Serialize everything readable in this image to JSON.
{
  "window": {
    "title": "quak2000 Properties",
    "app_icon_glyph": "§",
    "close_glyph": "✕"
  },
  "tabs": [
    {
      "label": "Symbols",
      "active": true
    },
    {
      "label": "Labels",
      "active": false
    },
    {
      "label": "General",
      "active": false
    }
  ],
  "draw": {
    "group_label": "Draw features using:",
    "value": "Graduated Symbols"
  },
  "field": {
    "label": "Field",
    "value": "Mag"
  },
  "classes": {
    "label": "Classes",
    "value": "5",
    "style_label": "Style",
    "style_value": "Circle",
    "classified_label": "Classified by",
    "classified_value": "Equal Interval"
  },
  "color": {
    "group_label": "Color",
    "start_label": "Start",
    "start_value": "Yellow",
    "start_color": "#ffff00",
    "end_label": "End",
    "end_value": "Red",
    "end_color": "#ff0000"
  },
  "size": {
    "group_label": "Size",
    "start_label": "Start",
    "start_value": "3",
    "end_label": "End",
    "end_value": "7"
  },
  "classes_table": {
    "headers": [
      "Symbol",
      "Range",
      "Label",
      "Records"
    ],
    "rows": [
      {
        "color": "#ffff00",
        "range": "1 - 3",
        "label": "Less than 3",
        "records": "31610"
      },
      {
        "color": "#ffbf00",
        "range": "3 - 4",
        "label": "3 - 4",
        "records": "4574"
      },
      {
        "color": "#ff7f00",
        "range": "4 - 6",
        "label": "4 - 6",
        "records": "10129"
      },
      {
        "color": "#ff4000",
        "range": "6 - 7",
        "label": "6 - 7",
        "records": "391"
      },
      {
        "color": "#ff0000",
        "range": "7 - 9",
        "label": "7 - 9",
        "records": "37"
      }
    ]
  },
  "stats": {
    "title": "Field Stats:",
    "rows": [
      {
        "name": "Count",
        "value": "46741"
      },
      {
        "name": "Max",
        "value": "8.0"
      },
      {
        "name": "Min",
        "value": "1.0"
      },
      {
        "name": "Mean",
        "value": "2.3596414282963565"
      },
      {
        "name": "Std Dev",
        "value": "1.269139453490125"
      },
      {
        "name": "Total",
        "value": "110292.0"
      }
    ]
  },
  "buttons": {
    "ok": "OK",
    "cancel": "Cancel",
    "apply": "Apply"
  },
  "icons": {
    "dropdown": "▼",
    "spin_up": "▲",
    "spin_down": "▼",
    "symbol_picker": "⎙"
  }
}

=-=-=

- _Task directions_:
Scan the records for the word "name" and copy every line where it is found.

- _Solution for this task_:
        "name": "Count",
        "name": "Max",
        "name": "Min",
        "name": "Mean",
        "name": "Std Dev",
        "name": "Total",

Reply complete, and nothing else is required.